Given records:
:::::
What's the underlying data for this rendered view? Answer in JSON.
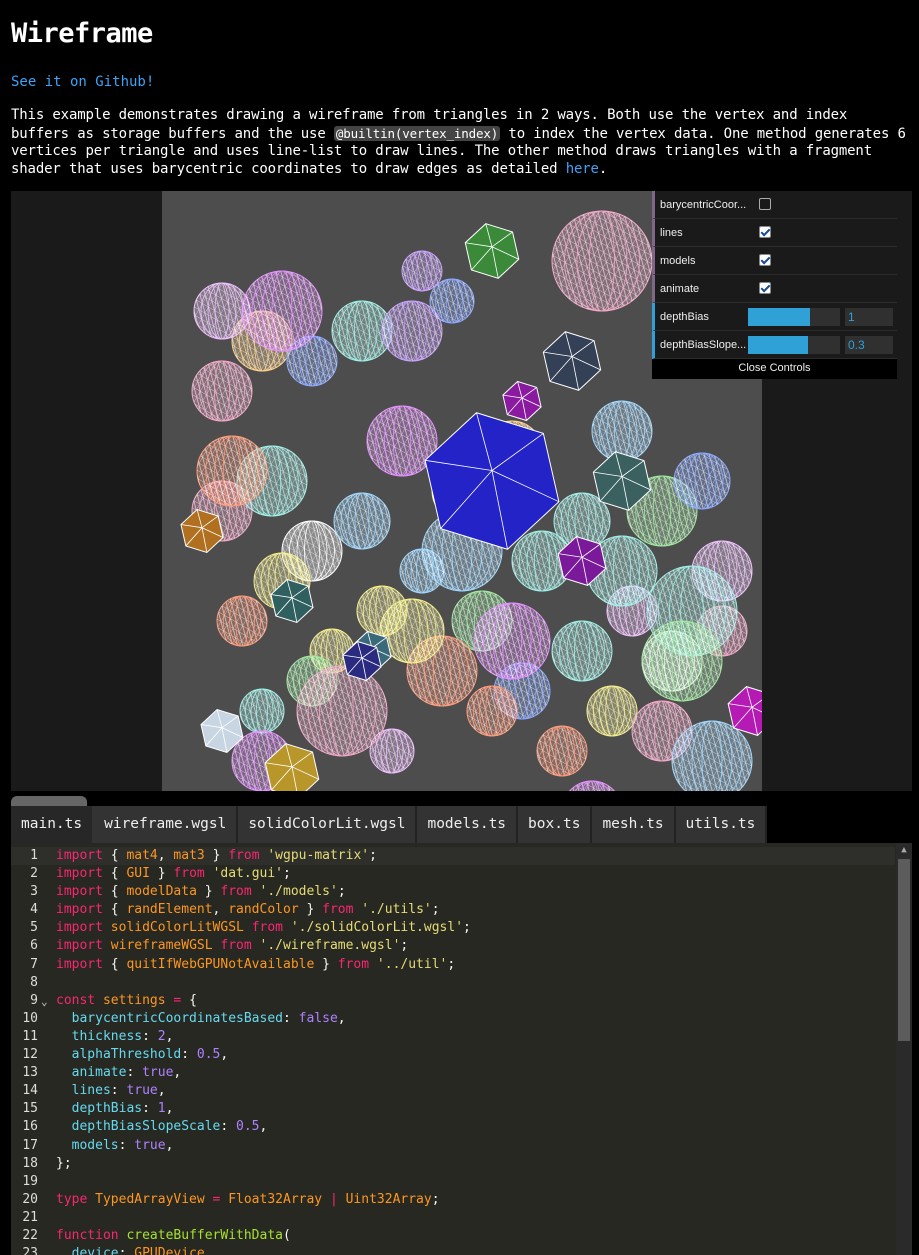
{
  "page": {
    "title": "Wireframe",
    "github_link": "See it on Github!",
    "description_before_code": "This example demonstrates drawing a wireframe from triangles in 2 ways. Both use the vertex and index buffers as storage buffers and the use ",
    "description_code": "@builtin(vertex_index)",
    "description_after_code": " to index the vertex data. One method generates 6 vertices per triangle and uses line-list to draw lines. The other method draws triangles with a fragment shader that uses barycentric coordinates to draw edges as detailed ",
    "description_link": "here",
    "description_end": "."
  },
  "gui": {
    "rows": [
      {
        "label": "barycentricCoor...",
        "type": "checkbox",
        "checked": false
      },
      {
        "label": "lines",
        "type": "checkbox",
        "checked": true
      },
      {
        "label": "models",
        "type": "checkbox",
        "checked": true
      },
      {
        "label": "animate",
        "type": "checkbox",
        "checked": true
      },
      {
        "label": "depthBias",
        "type": "number",
        "value": "1",
        "fill_fraction": 0.67
      },
      {
        "label": "depthBiasSlope...",
        "type": "number",
        "value": "0.3",
        "fill_fraction": 0.65
      }
    ],
    "close_label": "Close Controls"
  },
  "tabs": [
    "main.ts",
    "wireframe.wgsl",
    "solidColorLit.wgsl",
    "models.ts",
    "box.ts",
    "mesh.ts",
    "utils.ts"
  ],
  "active_tab": "main.ts",
  "code_lines": [
    "import { mat4, mat3 } from 'wgpu-matrix';",
    "import { GUI } from 'dat.gui';",
    "import { modelData } from './models';",
    "import { randElement, randColor } from './utils';",
    "import solidColorLitWGSL from './solidColorLit.wgsl';",
    "import wireframeWGSL from './wireframe.wgsl';",
    "import { quitIfWebGPUNotAvailable } from '../util';",
    "",
    "const settings = {",
    "  barycentricCoordinatesBased: false,",
    "  thickness: 2,",
    "  alphaThreshold: 0.5,",
    "  animate: true,",
    "  lines: true,",
    "  depthBias: 1,",
    "  depthBiasSlopeScale: 0.5,",
    "  models: true,",
    "};",
    "",
    "type TypedArrayView = Float32Array | Uint32Array;",
    "",
    "function createBufferWithData(",
    "  device: GPUDevice,"
  ],
  "colors": {
    "background": "#000000",
    "link": "#3fa2f6",
    "editor_bg": "#272822",
    "canvas_bg": "#4d4d4d",
    "gui_accent": "#2fa1d6"
  }
}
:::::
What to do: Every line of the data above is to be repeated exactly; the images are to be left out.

Solved problem:
What's the underlying data for this rendered view? Answer in JSON.
{
  "page": {
    "title": "Wireframe",
    "github_link": "See it on Github!",
    "description_before_code": "This example demonstrates drawing a wireframe from triangles in 2 ways. Both use the vertex and index buffers as storage buffers and the use ",
    "description_code": "@builtin(vertex_index)",
    "description_after_code": " to index the vertex data. One method generates 6 vertices per triangle and uses line-list to draw lines. The other method draws triangles with a fragment shader that uses barycentric coordinates to draw edges as detailed ",
    "description_link": "here",
    "description_end": "."
  },
  "gui": {
    "rows": [
      {
        "label": "barycentricCoor...",
        "type": "checkbox",
        "checked": false
      },
      {
        "label": "lines",
        "type": "checkbox",
        "checked": true
      },
      {
        "label": "models",
        "type": "checkbox",
        "checked": true
      },
      {
        "label": "animate",
        "type": "checkbox",
        "checked": true
      },
      {
        "label": "depthBias",
        "type": "number",
        "value": "1",
        "fill_fraction": 0.67
      },
      {
        "label": "depthBiasSlope...",
        "type": "number",
        "value": "0.3",
        "fill_fraction": 0.65
      }
    ],
    "close_label": "Close Controls"
  },
  "tabs": [
    "main.ts",
    "wireframe.wgsl",
    "solidColorLit.wgsl",
    "models.ts",
    "box.ts",
    "mesh.ts",
    "utils.ts"
  ],
  "active_tab": "main.ts",
  "code_lines": [
    "import { mat4, mat3 } from 'wgpu-matrix';",
    "import { GUI } from 'dat.gui';",
    "import { modelData } from './models';",
    "import { randElement, randColor } from './utils';",
    "import solidColorLitWGSL from './solidColorLit.wgsl';",
    "import wireframeWGSL from './wireframe.wgsl';",
    "import { quitIfWebGPUNotAvailable } from '../util';",
    "",
    "const settings = {",
    "  barycentricCoordinatesBased: false,",
    "  thickness: 2,",
    "  alphaThreshold: 0.5,",
    "  animate: true,",
    "  lines: true,",
    "  depthBias: 1,",
    "  depthBiasSlopeScale: 0.5,",
    "  models: true,",
    "};",
    "",
    "type TypedArrayView = Float32Array | Uint32Array;",
    "",
    "function createBufferWithData(",
    "  device: GPUDevice,"
  ],
  "colors": {
    "background": "#000000",
    "link": "#3fa2f6",
    "editor_bg": "#272822",
    "canvas_bg": "#4d4d4d",
    "gui_accent": "#2fa1d6"
  }
}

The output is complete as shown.